TRIPOLI, Libya -- British jets hit a military barracks in the Libyan capital early Sunday, intensifying NATO pressure on Libyan leader Muammar Qaddafi nearly four months into an uprising to end his erratic 42-year rule.
The airstrikes on the barracks -- repeated targets of NATO strikes -- followed the Western alliance's first use of attack helicopters Saturday.
By intensifying attacks from the air and using helicopters to target government forces who melt into the civilian population for cover, NATO is providing a major boost to Libyan rebel forces who have seized much of the country's east and toeholds in the west.
Emboldened rebels in recent days have forced government troops from three western towns and broke the siege of a fourth.
A government official, speaking on condition of anonymity because he was not authorized to speak to reporters, said the Sunday strikes caused no casualties because the barracks were abandoned after having come under repeated NATO attack.
A NATO official, however, said Royal Air Force Tornados fired eight missiles into a surface-to-air missile depot in Tripoli. The early Sunday attacks also hit military sites in the town of Tajoura, west of Tripoli.
Saturday's strikes by French and British helicopters targeted Libyan troops hiding in populated areas, as well as military vehicles and equipment -- targets often unavailable to higher-flying jet fighters.
Lt. Gen. Charles Bouchard, commander of the Libya operation, said the engagement "demonstrates the unique capabilities brought to bear by attack helicopters."
Until Saturday, NATO had relied aircraft that typically fly above 15,000 feet -- nearly three miles. The jets primarily strike government targets but there have been cases when they missed and hit opposition forces by mistake.
The helicopters give the alliance a key advantage in close combat, flying at much lower altitudes.
At a regional security conference Sunday in Singapore, Russian Deputy Foreign Minister Sergei Ivanov said NATO is "one step" from the start of ground operations in Libya.
Russia abstained from a United Nations Security Council resolution vote in March to impose a no-fly zone over Libya. Ivanov said there has been disagreement over how to interpret the scope of the resolution.
In the Saturday attacks, British Apaches hit two targets near the eastern oil town of Brega, according British Maj. Gen. Nick Pope, and separate Royal Air Force planes destroyed another military installation near Brega and two ammunition bunkers at the large Waddan depot in central Libya.
French Gazelle and Tiger helicopters struck 15 military vehicles and five military command buildings, said Col. Thierry Burkhard.

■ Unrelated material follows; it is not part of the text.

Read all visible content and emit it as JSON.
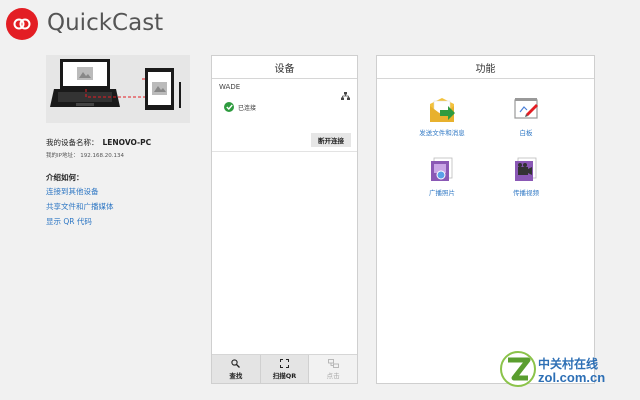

All the helicopters returned safely, the French and British said.
Brega is of strategic importance to Libya's oil industry and lies on the Mediterranean coastal road to the capital.
In the early days of the uprising against Qaddafi, Brega shifted between rebel and loyalist hands, but later the front line settled to the east of the town and under government control.
Qaddafi's regime has been slowly crumbling from within. A significant number of officers and several Cabinet ministers have defected, and most have expressed support for the opposition. But Qaddafi shows no signs of leaving power.
Qaddafi has been seen in public rarely and heard even less frequently since a NATO airstrike on his compound killed one of his sons on April 30. That has led to speculation about the physical and mental condition of the 69-year-old dictator, who has ruled Libya since 1969.
Associated Press writers Hadeel Al-Shalchi in Benghazi, Alex Kennedy in Singapore, David Stringer in London, Jamey Keaten in Paris and Don Melvin in Brussels contributed to this report.